The whole listing, from first line to last: copy it exactly.

**The records:**

● ● ●

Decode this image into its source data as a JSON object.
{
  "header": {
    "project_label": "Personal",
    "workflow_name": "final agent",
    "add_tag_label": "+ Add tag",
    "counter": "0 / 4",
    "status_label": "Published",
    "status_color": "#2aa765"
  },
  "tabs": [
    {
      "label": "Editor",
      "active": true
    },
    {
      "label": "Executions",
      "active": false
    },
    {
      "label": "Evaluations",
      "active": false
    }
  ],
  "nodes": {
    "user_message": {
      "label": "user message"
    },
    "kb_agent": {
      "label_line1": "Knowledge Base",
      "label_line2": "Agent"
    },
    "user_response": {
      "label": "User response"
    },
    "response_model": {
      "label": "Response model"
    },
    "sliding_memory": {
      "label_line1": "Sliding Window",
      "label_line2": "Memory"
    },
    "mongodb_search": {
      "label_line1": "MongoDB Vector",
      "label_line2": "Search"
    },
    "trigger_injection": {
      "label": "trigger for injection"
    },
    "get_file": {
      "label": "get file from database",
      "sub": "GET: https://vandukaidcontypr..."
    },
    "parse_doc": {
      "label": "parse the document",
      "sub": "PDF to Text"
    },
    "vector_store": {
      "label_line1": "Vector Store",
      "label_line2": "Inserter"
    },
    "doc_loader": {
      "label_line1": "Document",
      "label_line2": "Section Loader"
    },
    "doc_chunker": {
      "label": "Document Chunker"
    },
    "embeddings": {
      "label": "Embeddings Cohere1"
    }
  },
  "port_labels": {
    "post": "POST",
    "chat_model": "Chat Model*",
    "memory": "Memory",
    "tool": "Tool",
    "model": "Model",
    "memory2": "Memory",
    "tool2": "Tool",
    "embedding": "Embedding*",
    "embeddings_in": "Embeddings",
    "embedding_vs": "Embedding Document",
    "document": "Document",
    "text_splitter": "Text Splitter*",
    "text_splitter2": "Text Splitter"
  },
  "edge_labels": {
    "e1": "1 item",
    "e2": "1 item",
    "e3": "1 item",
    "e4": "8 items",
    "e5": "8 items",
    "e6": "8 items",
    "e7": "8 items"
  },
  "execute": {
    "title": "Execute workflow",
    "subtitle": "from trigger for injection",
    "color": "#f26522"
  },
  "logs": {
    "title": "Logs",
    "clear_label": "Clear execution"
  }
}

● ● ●

**Result:**
Decode this image into its source data as a JSON object.
{
  "header": {
    "project_label": "Personal",
    "workflow_name": "final agent",
    "add_tag_label": "+ Add tag",
    "counter": "0 / 4",
    "status_label": "Published",
    "status_color": "#2aa765"
  },
  "tabs": [
    {
      "label": "Editor",
      "active": true
    },
    {
      "label": "Executions",
      "active": false
    },
    {
      "label": "Evaluations",
      "active": false
    }
  ],
  "nodes": {
    "user_message": {
      "label": "user message"
    },
    "kb_agent": {
      "label_line1": "Knowledge Base",
      "label_line2": "Agent"
    },
    "user_response": {
      "label": "User response"
    },
    "response_model": {
      "label": "Response model"
    },
    "sliding_memory": {
      "label_line1": "Sliding Window",
      "label_line2": "Memory"
    },
    "mongodb_search": {
      "label_line1": "MongoDB Vector",
      "label_line2": "Search"
    },
    "trigger_injection": {
      "label": "trigger for injection"
    },
    "get_file": {
      "label": "get file from database",
      "sub": "GET: https://vandukaidcontypr..."
    },
    "parse_doc": {
      "label": "parse the document",
      "sub": "PDF to Text"
    },
    "vector_store": {
      "label_line1": "Vector Store",
      "label_line2": "Inserter"
    },
    "doc_loader": {
      "label_line1": "Document",
      "label_line2": "Section Loader"
    },
    "doc_chunker": {
      "label": "Document Chunker"
    },
    "embeddings": {
      "label": "Embeddings Cohere1"
    }
  },
  "port_labels": {
    "post": "POST",
    "chat_model": "Chat Model*",
    "memory": "Memory",
    "tool": "Tool",
    "model": "Model",
    "memory2": "Memory",
    "tool2": "Tool",
    "embedding": "Embedding*",
    "embeddings_in": "Embeddings",
    "embedding_vs": "Embedding Document",
    "document": "Document",
    "text_splitter": "Text Splitter*",
    "text_splitter2": "Text Splitter"
  },
  "edge_labels": {
    "e1": "1 item",
    "e2": "1 item",
    "e3": "1 item",
    "e4": "8 items",
    "e5": "8 items",
    "e6": "8 items",
    "e7": "8 items"
  },
  "execute": {
    "title": "Execute workflow",
    "subtitle": "from trigger for injection",
    "color": "#f26522"
  },
  "logs": {
    "title": "Logs",
    "clear_label": "Clear execution"
  }
}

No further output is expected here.